Another leak: Sacramento County joins action alleging illegal communications over twin tunnels
Department of Water Resources front and center in growing web of controversies
Already facing a lawsuit claiming decades of state mismanagement of the Oroville dam and a “culture of corruption” that fostered harassment, the California Department of Water Resources drew a new legal challenge from Sacramento County—one that accuses its employees of improper communications around the twin tunnels project.
The latest DWR drama was triggered January 15, when attorneys for Sacramento and San Joaquin counties, and the city of Antioch, filed a motion demanding that the State Water Resources Control Board halt the phase-two public hearings for WaterFix, better known as “the twin tunnels” project. The motion claims an attorney named Michael Brodsky, representing Save the California Delta Alliance, used the California Public Records Act to uncover illegal interactions between DWR employees and the team charged with hosting the state’s hearings.
The hearings were scheduled to begin January 18, but have been called off until at least February 2.
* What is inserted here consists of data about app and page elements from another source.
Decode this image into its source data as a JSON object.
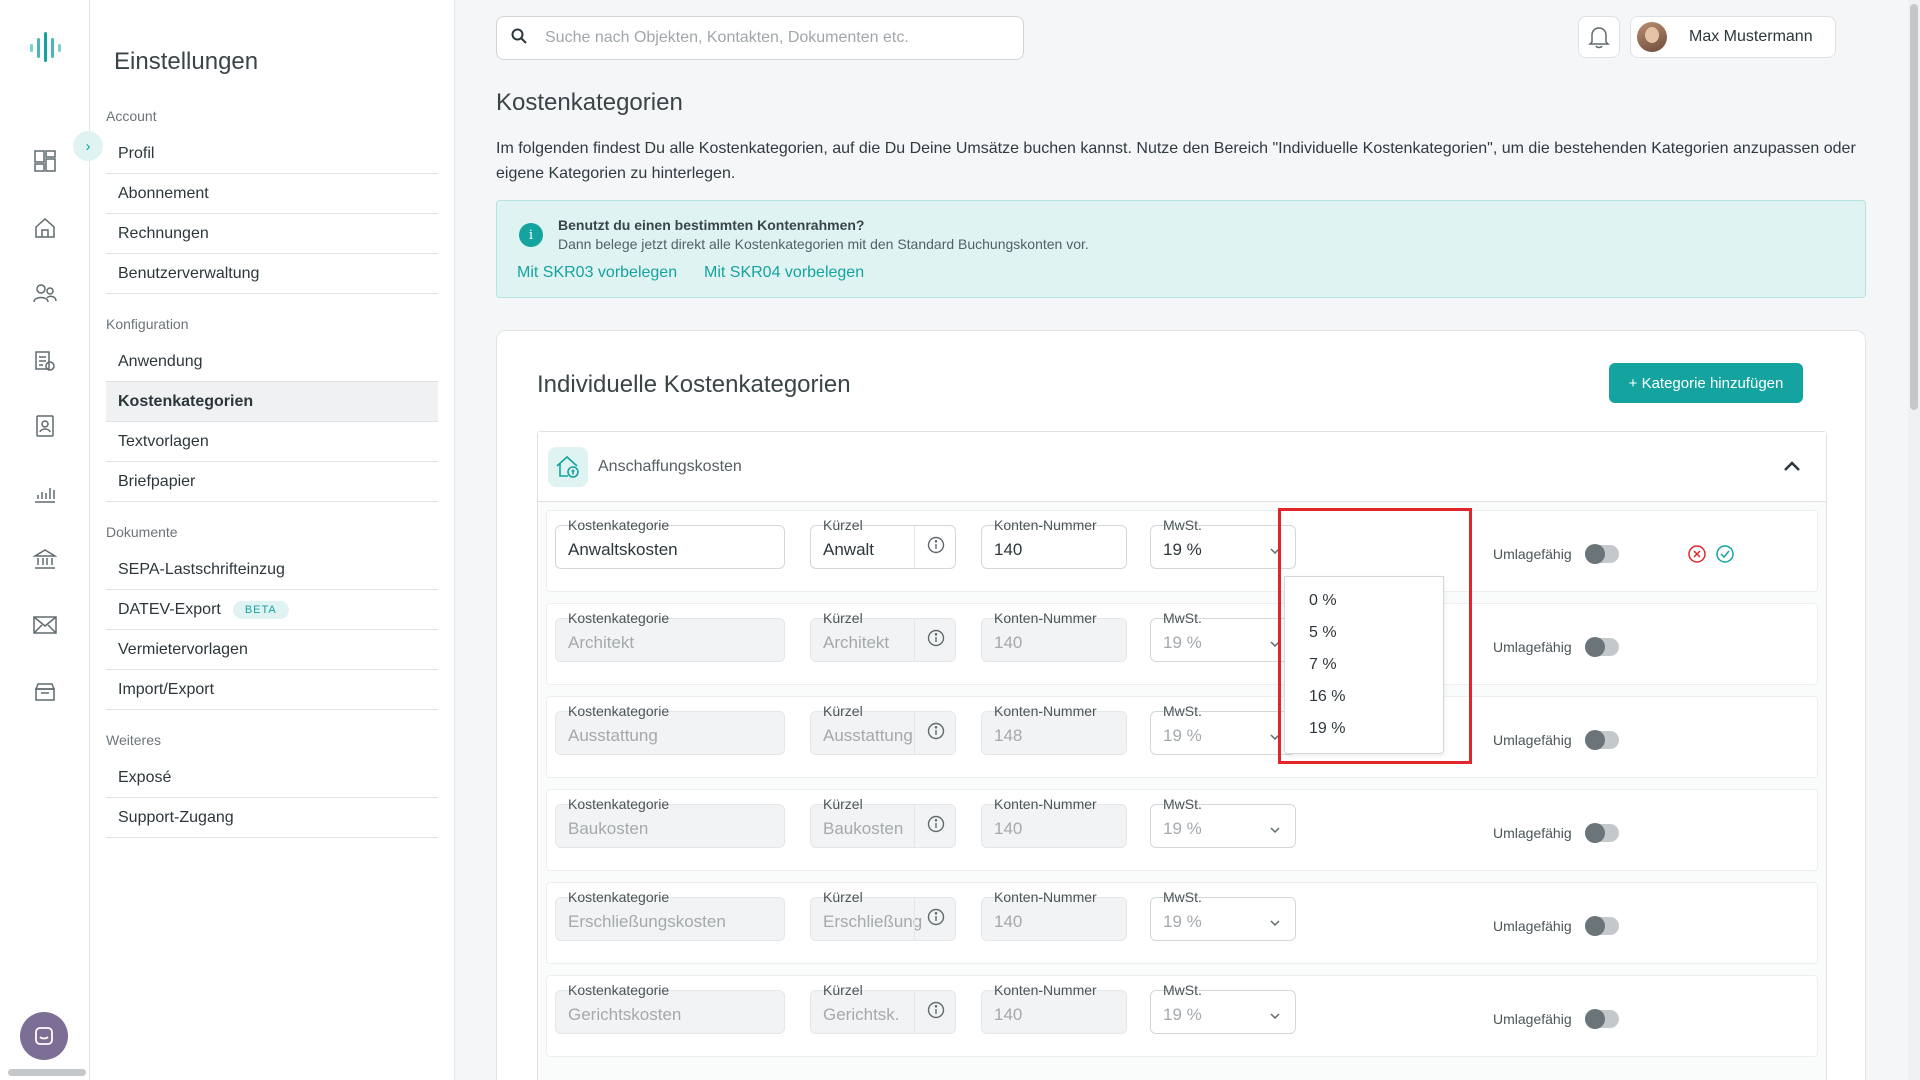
{
  "settings": {
    "title": "Einstellungen",
    "sections": [
      {
        "title": "Account",
        "items": [
          "Profil",
          "Abonnement",
          "Rechnungen",
          "Benutzerverwaltung"
        ]
      },
      {
        "title": "Konfiguration",
        "items": [
          "Anwendung",
          "Kostenkategorien",
          "Textvorlagen",
          "Briefpapier"
        ]
      },
      {
        "title": "Dokumente",
        "items": [
          "SEPA-Lastschrifteinzug",
          "DATEV-Export",
          "Vermietervorlagen",
          "Import/Export"
        ]
      },
      {
        "title": "Weiteres",
        "items": [
          "Exposé",
          "Support-Zugang"
        ]
      }
    ],
    "beta_badge": "BETA",
    "active_item": "Kostenkategorien"
  },
  "header": {
    "search_placeholder": "Suche nach Objekten, Kontakten, Dokumenten etc.",
    "user_name": "Max Mustermann"
  },
  "page": {
    "title": "Kostenkategorien",
    "intro": "Im folgenden findest Du alle Kostenkategorien, auf die Du Deine Umsätze buchen kannst. Nutze den Bereich \"Individuelle Kostenkategorien\", um die bestehenden Kategorien anzupassen oder eigene Kategorien zu hinterlegen.",
    "info_title": "Benutzt du einen bestimmten Kontenrahmen?",
    "info_text": "Dann belege jetzt direkt alle Kostenkategorien mit den Standard Buchungskonten vor.",
    "link_skr03": "Mit SKR03 vorbelegen",
    "link_skr04": "Mit SKR04 vorbelegen"
  },
  "card": {
    "title": "Individuelle Kostenkategorien",
    "add_button": "+ Kategorie hinzufügen",
    "group_label": "Anschaffungskosten",
    "labels": {
      "kategorie": "Kostenkategorie",
      "kuerzel": "Kürzel",
      "konto": "Konten-Nummer",
      "mwst": "MwSt.",
      "umlage": "Umlagefähig"
    },
    "rows": [
      {
        "kategorie": "Anwaltskosten",
        "kuerzel": "Anwalt",
        "konto": "140",
        "mwst": "19 %"
      },
      {
        "kategorie": "Architekt",
        "kuerzel": "Architekt",
        "konto": "140",
        "mwst": "19 %"
      },
      {
        "kategorie": "Ausstattung",
        "kuerzel": "Ausstattung",
        "konto": "148",
        "mwst": "19 %"
      },
      {
        "kategorie": "Baukosten",
        "kuerzel": "Baukosten",
        "konto": "140",
        "mwst": "19 %"
      },
      {
        "kategorie": "Erschließungskosten",
        "kuerzel": "Erschließung",
        "konto": "140",
        "mwst": "19 %"
      },
      {
        "kategorie": "Gerichtskosten",
        "kuerzel": "Gerichtsk.",
        "konto": "140",
        "mwst": "19 %"
      }
    ],
    "mwst_options": [
      "0 %",
      "5 %",
      "7 %",
      "16 %",
      "19 %"
    ]
  },
  "colors": {
    "accent": "#15a3a0",
    "highlight": "#e0262b"
  },
  "icons": [
    "logo-icon",
    "dashboard-icon",
    "home-icon",
    "contacts-icon",
    "documents-icon",
    "tenant-icon",
    "chart-icon",
    "bank-icon",
    "mail-icon",
    "archive-icon"
  ]
}
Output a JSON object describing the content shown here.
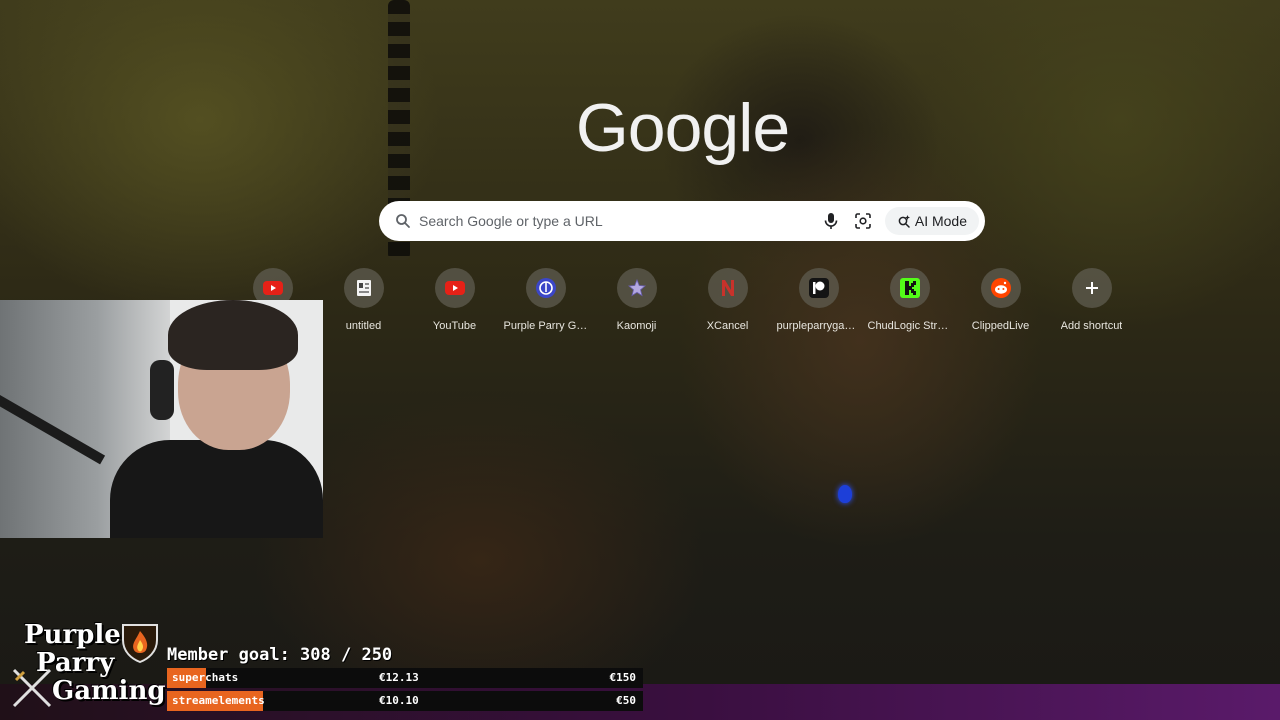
{
  "google": {
    "logo_text": "Google",
    "search_placeholder": "Search Google or type a URL",
    "ai_mode_label": "AI Mode"
  },
  "shortcuts": [
    {
      "title": "",
      "icon": "youtube-icon",
      "color": "#e62117"
    },
    {
      "title": "untitled",
      "icon": "document-icon",
      "color": "#ffffff"
    },
    {
      "title": "YouTube",
      "icon": "youtube-icon",
      "color": "#e62117"
    },
    {
      "title": "Purple Parry Ga...",
      "icon": "anchor-icon",
      "color": "#3b46c8"
    },
    {
      "title": "Kaomoji",
      "icon": "star-icon",
      "color": "#b3a8e0"
    },
    {
      "title": "XCancel",
      "icon": "n-letter-icon",
      "color": "#c8322b"
    },
    {
      "title": "purpleparrygam...",
      "icon": "patreon-icon",
      "color": "#141414"
    },
    {
      "title": "ChudLogic Stre...",
      "icon": "kick-icon",
      "color": "#53fc18"
    },
    {
      "title": "ClippedLive",
      "icon": "reddit-icon",
      "color": "#ff4500"
    },
    {
      "title": "Add shortcut",
      "icon": "plus-icon",
      "color": "#ffffff"
    }
  ],
  "overlay": {
    "brand_line1": "Purple",
    "brand_line2": "Parry",
    "brand_line3": "Gaming",
    "member_goal": "Member goal: 308 / 250",
    "goals": [
      {
        "name": "superchats",
        "current": "€12.13",
        "target": "€150",
        "progress": 0.081,
        "color": "#e8651f"
      },
      {
        "name": "streamelements",
        "current": "€10.10",
        "target": "€50",
        "progress": 0.202,
        "color": "#e8651f"
      }
    ]
  }
}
DWR is the main agency pushing the controversial twin tunnels forward. Gov. Jerry Brown came under fire last week for appointing Karla Nemeth its new director, after it was discovered her husband is a strategist for a Southern California water district championing the tunnels. The new motion says DWR employees took part in “unlawful ex parte communications” that advised hearing facilitators at the state water board to positively interpret parts of the tunnels’ environmental impact report.
Antioch City Attorney Matthew Emrick argued that state officials need to delay the hearings until it’s clear just how “tarnished” they are by DWR’s actions. “The ex parte communications have the potential to result in an unfair hearing,” Emrick wrote in the motion. “Whether it can be salvaged, in whole or in part, remains to be determined.”
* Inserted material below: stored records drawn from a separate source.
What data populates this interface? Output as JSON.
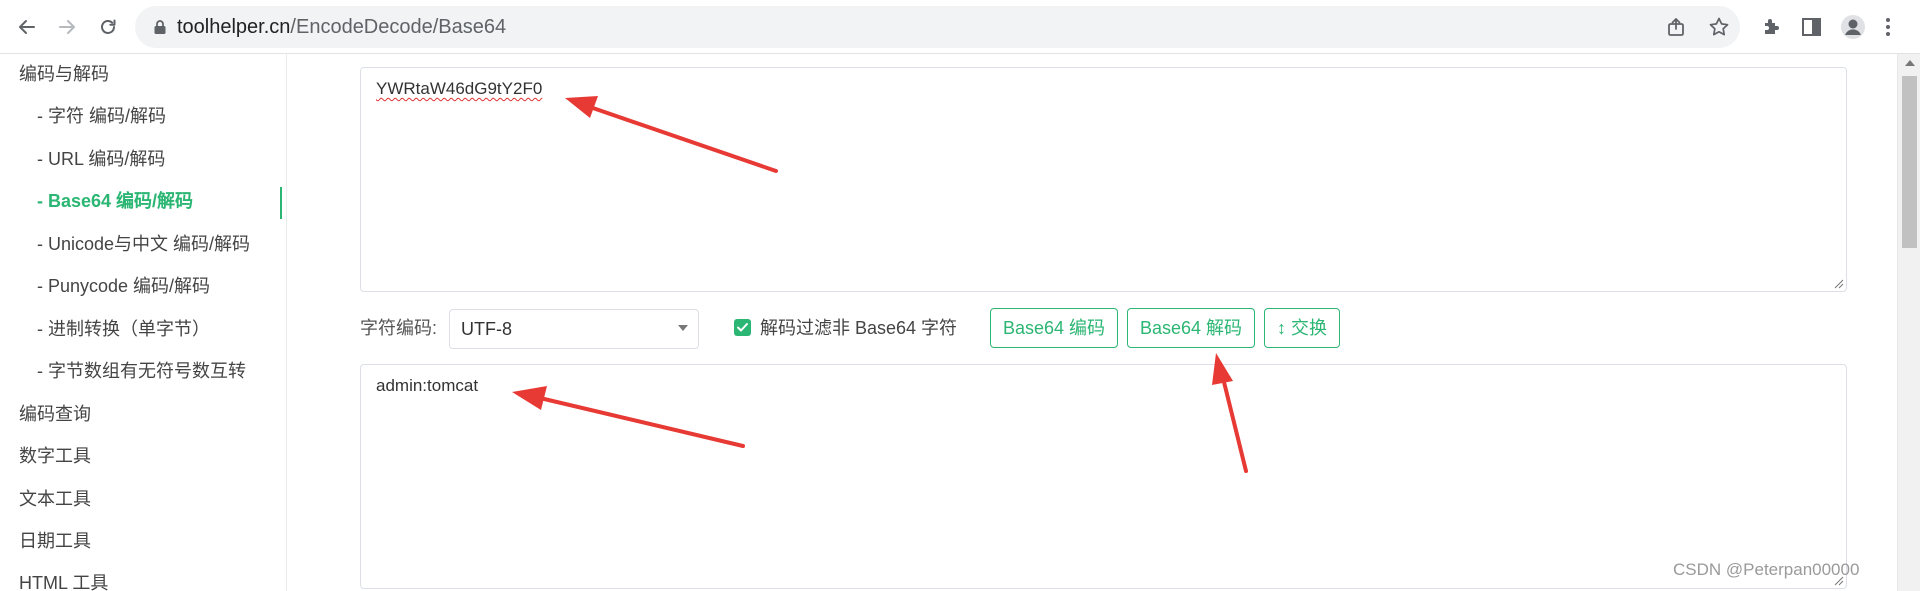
{
  "browser": {
    "url_domain": "toolhelper.cn",
    "url_path": "/EncodeDecode/Base64",
    "icons": [
      "back-arrow-icon",
      "forward-arrow-icon",
      "reload-icon",
      "lock-icon",
      "share-icon",
      "star-icon",
      "puzzle-extensions-icon",
      "side-panel-icon",
      "profile-avatar-icon",
      "more-menu-icon"
    ]
  },
  "sidebar": {
    "items": [
      {
        "label": "编码与解码",
        "level": "top"
      },
      {
        "label": "- 字符  编码/解码",
        "level": "sub"
      },
      {
        "label": "- URL  编码/解码",
        "level": "sub"
      },
      {
        "label": "- Base64  编码/解码",
        "level": "sub",
        "active": true
      },
      {
        "label": "- Unicode与中文  编码/解码",
        "level": "sub"
      },
      {
        "label": "- Punycode  编码/解码",
        "level": "sub"
      },
      {
        "label": "- 进制转换（单字节）",
        "level": "sub"
      },
      {
        "label": "- 字节数组有无符号数互转",
        "level": "sub"
      },
      {
        "label": "编码查询",
        "level": "top"
      },
      {
        "label": "数字工具",
        "level": "top"
      },
      {
        "label": "文本工具",
        "level": "top"
      },
      {
        "label": "日期工具",
        "level": "top"
      },
      {
        "label": "HTML 工具",
        "level": "top"
      }
    ]
  },
  "main": {
    "input_text": "YWRtaW46dG9tY2F0",
    "encoding_label": "字符编码:",
    "encoding_value": "UTF-8",
    "filter_checkbox_label": "解码过滤非 Base64 字符",
    "filter_checked": true,
    "encode_button": "Base64 编码",
    "decode_button": "Base64 解码",
    "swap_button": "↕ 交换",
    "output_text": "admin:tomcat"
  },
  "watermark": "CSDN @Peterpan00000",
  "colors": {
    "accent": "#2bb673",
    "annotation_arrow": "#e83a35"
  }
}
DWR attorney Tripp Mizell filed a motion against stopping the hearings, arguing that his agency’s inside communications don’t pose any risk to a balanced playing field.
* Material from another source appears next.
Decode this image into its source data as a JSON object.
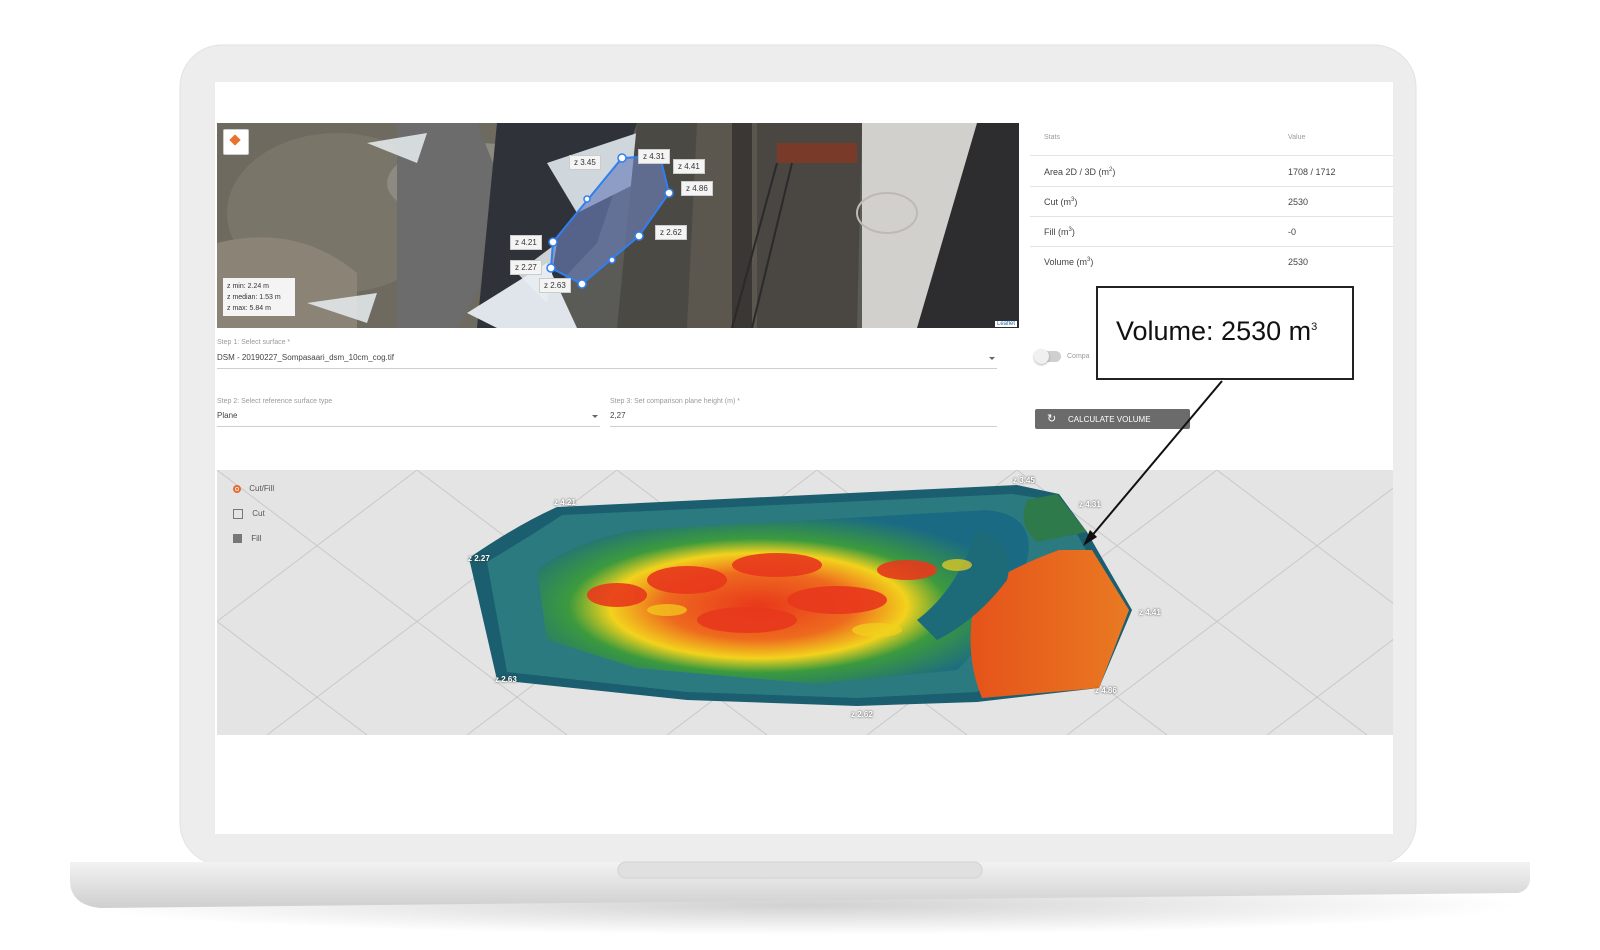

Sacramento County’s legal team disagrees. County counsel Robyn Drivon told SN&R it’s vital that attorneys watching out for Delta communities have time to investigate whether the hearing process has been “irreparably compromised.”